A 10-year-old Comox transgender girl, Harriette Cunningham, claims that facing US-Canadian border officials as a transgender girl — when his identity and outward appearance don’t match the sex designation on his passport — gives him “undue anxiety.” The Grade 5 student and his grandmother, Cathie Dickens, who lives in Comox and spends part of each year in Palm Springs, are mailing letters to MLAs and MPs, asking for changes to official identification policy they say discriminates against transgender people. They also have a meeting scheduled with their MLA, Don McRae, who is also minister of social development.
In British Columbia, where he lives, a person must have sex reassignment surgery before he or she can change the sex designation on a B.C. Birth Record, which typically serves as a basis for other forms of identification, such as passports.
In April 2012, Ontario’s Human Rights Tribunal ruled the surgery requirement to be “substantively discriminatory.”
“It perpetuates stereotypes about transgendered persons and their need to have surgery in order to live in accordance with their gender identity, among other things,” adjudicator Sheri Price wrote in her decision.
That ruling provided the basis for a policy change that, in October 2012, made Ontario the first jurisdiction in Canada to allow trans people to change their sex designation on a birth certificate without sex reassignment surgery.
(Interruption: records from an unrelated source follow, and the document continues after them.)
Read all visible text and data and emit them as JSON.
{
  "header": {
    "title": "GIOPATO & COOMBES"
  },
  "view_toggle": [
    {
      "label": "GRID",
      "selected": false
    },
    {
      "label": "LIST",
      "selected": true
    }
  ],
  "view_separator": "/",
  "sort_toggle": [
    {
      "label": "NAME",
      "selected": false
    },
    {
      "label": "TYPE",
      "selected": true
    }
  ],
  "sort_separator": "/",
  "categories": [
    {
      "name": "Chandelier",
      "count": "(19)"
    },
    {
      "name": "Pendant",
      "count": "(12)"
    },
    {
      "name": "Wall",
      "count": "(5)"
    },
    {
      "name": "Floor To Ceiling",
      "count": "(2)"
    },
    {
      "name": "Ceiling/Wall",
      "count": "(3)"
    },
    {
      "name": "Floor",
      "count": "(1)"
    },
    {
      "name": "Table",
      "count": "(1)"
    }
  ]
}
Now, a trans person in Ontario can apply for a new birth certificate with only a letter from a physician or psychologist.